» Problem description
Copy each entry below unchanged; the images do not go in the copy.

(Dataset rows for apps and sites)
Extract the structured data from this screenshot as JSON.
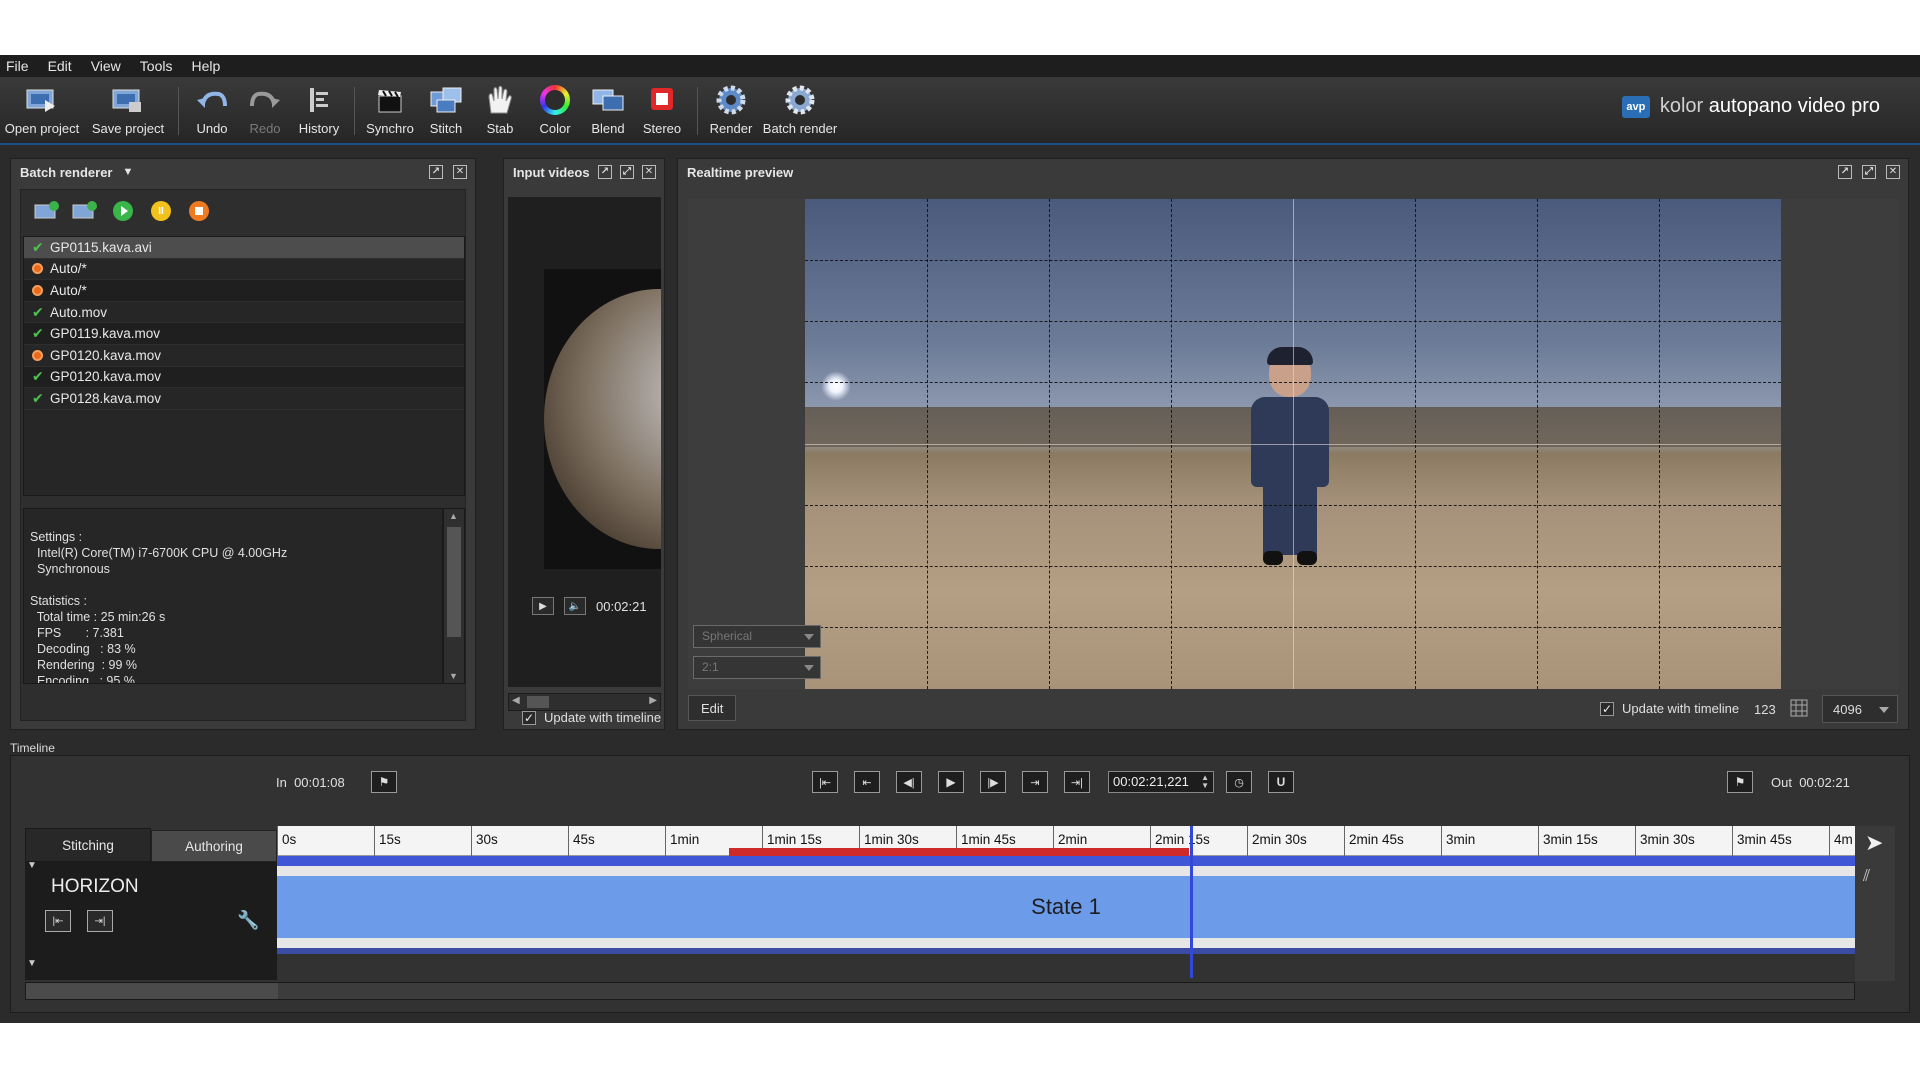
{
  "menu": [
    "File",
    "Edit",
    "View",
    "Tools",
    "Help"
  ],
  "toolbar": {
    "open_project": "Open project",
    "save_project": "Save project",
    "undo": "Undo",
    "redo": "Redo",
    "history": "History",
    "synchro": "Synchro",
    "stitch": "Stitch",
    "stab": "Stab",
    "color": "Color",
    "blend": "Blend",
    "stereo": "Stereo",
    "render": "Render",
    "batch_render": "Batch render"
  },
  "brand": {
    "logo": "avp",
    "prefix": "kolor ",
    "name": "autopano video pro"
  },
  "batch_renderer": {
    "title": "Batch renderer",
    "items": [
      {
        "name": "GP0115.kava.avi",
        "status": "ok"
      },
      {
        "name": "Auto/*",
        "status": "error"
      },
      {
        "name": "Auto/*",
        "status": "error"
      },
      {
        "name": "Auto.mov",
        "status": "ok"
      },
      {
        "name": "GP0119.kava.mov",
        "status": "ok"
      },
      {
        "name": "GP0120.kava.mov",
        "status": "error"
      },
      {
        "name": "GP0120.kava.mov",
        "status": "ok"
      },
      {
        "name": "GP0128.kava.mov",
        "status": "ok"
      }
    ],
    "info": "Settings :\n  Intel(R) Core(TM) i7-6700K CPU @ 4.00GHz\n  Synchronous\n\nStatistics :\n  Total time : 25 min:26 s\n  FPS       : 7.381\n  Decoding   : 83 %\n  Rendering  : 99 %\n  Encoding   : 95 %"
  },
  "input_videos": {
    "title": "Input videos",
    "time": "00:02:21",
    "update_label": "Update with timeline"
  },
  "realtime_preview": {
    "title": "Realtime preview",
    "projection": "Spherical",
    "ratio": "2:1",
    "edit_label": "Edit",
    "update_label": "Update with timeline",
    "fps": "123",
    "resolution": "4096"
  },
  "timeline": {
    "title": "Timeline",
    "in_label": "In",
    "in_time": "00:01:08",
    "out_label": "Out",
    "out_time": "00:02:21",
    "current_time": "00:02:21,221",
    "tabs": [
      "Stitching",
      "Authoring"
    ],
    "track_name": "HORIZON",
    "state_label": "State 1",
    "ticks": [
      "0s",
      "15s",
      "30s",
      "45s",
      "1min",
      "1min 15s",
      "1min 30s",
      "1min 45s",
      "2min",
      "2min 15s",
      "2min 30s",
      "2min 45s",
      "3min",
      "3min 15s",
      "3min 30s",
      "3min 45s",
      "4m"
    ]
  }
}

» Completed exercise
Extract the structured data from this screenshot as JSON.
{
  "menu": [
    "File",
    "Edit",
    "View",
    "Tools",
    "Help"
  ],
  "toolbar": {
    "open_project": "Open project",
    "save_project": "Save project",
    "undo": "Undo",
    "redo": "Redo",
    "history": "History",
    "synchro": "Synchro",
    "stitch": "Stitch",
    "stab": "Stab",
    "color": "Color",
    "blend": "Blend",
    "stereo": "Stereo",
    "render": "Render",
    "batch_render": "Batch render"
  },
  "brand": {
    "logo": "avp",
    "prefix": "kolor ",
    "name": "autopano video pro"
  },
  "batch_renderer": {
    "title": "Batch renderer",
    "items": [
      {
        "name": "GP0115.kava.avi",
        "status": "ok"
      },
      {
        "name": "Auto/*",
        "status": "error"
      },
      {
        "name": "Auto/*",
        "status": "error"
      },
      {
        "name": "Auto.mov",
        "status": "ok"
      },
      {
        "name": "GP0119.kava.mov",
        "status": "ok"
      },
      {
        "name": "GP0120.kava.mov",
        "status": "error"
      },
      {
        "name": "GP0120.kava.mov",
        "status": "ok"
      },
      {
        "name": "GP0128.kava.mov",
        "status": "ok"
      }
    ],
    "info": "Settings :\n  Intel(R) Core(TM) i7-6700K CPU @ 4.00GHz\n  Synchronous\n\nStatistics :\n  Total time : 25 min:26 s\n  FPS       : 7.381\n  Decoding   : 83 %\n  Rendering  : 99 %\n  Encoding   : 95 %"
  },
  "input_videos": {
    "title": "Input videos",
    "time": "00:02:21",
    "update_label": "Update with timeline"
  },
  "realtime_preview": {
    "title": "Realtime preview",
    "projection": "Spherical",
    "ratio": "2:1",
    "edit_label": "Edit",
    "update_label": "Update with timeline",
    "fps": "123",
    "resolution": "4096"
  },
  "timeline": {
    "title": "Timeline",
    "in_label": "In",
    "in_time": "00:01:08",
    "out_label": "Out",
    "out_time": "00:02:21",
    "current_time": "00:02:21,221",
    "tabs": [
      "Stitching",
      "Authoring"
    ],
    "track_name": "HORIZON",
    "state_label": "State 1",
    "ticks": [
      "0s",
      "15s",
      "30s",
      "45s",
      "1min",
      "1min 15s",
      "1min 30s",
      "1min 45s",
      "2min",
      "2min 15s",
      "2min 30s",
      "2min 45s",
      "3min",
      "3min 15s",
      "3min 30s",
      "3min 45s",
      "4m"
    ]
  }
}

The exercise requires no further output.